▶ _Task brief_
Whenever a line below holds the word "value", count it once; report the total and nothing else.

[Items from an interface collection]
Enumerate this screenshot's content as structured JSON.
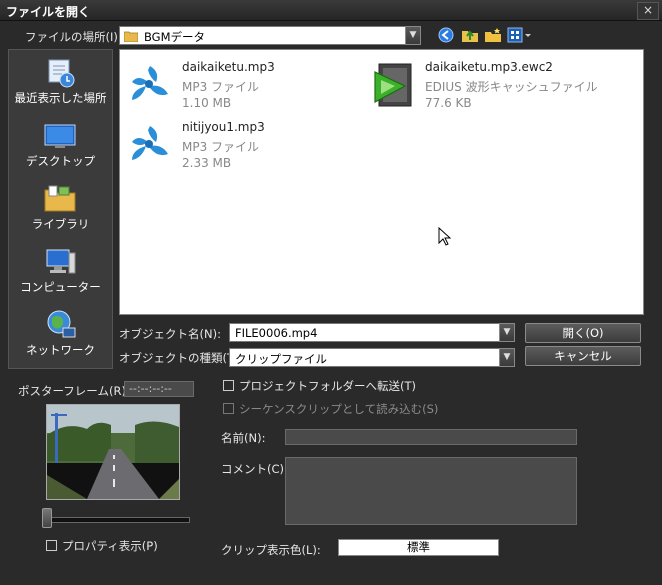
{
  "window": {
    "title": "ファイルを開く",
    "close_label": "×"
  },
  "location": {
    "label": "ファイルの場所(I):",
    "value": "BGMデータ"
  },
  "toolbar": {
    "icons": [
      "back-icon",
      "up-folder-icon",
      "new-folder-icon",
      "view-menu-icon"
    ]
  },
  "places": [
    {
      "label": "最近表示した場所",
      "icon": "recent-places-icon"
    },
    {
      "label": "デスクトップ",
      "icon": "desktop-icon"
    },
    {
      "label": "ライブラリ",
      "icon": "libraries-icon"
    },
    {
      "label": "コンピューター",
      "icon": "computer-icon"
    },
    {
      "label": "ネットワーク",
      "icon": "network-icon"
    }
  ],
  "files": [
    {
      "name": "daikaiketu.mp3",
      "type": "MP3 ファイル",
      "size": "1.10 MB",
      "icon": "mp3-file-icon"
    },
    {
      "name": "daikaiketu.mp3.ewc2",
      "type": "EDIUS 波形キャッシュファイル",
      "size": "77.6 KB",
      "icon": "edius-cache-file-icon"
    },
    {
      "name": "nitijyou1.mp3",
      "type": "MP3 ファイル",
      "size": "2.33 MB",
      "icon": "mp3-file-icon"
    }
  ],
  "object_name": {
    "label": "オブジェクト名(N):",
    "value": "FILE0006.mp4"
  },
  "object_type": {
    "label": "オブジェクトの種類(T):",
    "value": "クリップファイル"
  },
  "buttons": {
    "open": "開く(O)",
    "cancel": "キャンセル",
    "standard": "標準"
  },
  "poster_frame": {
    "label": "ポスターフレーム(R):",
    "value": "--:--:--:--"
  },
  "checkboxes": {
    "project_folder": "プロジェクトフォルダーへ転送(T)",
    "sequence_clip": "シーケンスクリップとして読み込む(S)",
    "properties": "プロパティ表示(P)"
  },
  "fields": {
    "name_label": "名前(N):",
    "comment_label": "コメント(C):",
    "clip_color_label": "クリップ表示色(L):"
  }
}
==
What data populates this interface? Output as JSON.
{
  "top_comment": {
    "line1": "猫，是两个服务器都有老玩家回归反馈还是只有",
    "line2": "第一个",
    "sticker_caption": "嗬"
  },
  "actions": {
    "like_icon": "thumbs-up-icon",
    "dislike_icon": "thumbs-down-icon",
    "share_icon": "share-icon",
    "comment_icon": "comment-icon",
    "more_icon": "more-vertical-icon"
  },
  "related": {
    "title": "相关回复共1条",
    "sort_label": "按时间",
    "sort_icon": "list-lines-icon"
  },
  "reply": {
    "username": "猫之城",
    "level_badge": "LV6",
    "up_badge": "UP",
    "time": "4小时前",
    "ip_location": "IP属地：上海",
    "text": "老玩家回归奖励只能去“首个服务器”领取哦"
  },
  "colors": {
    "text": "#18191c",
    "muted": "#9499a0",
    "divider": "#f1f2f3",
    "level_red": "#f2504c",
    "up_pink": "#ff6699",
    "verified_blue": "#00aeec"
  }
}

▶ _Exercise solution_
4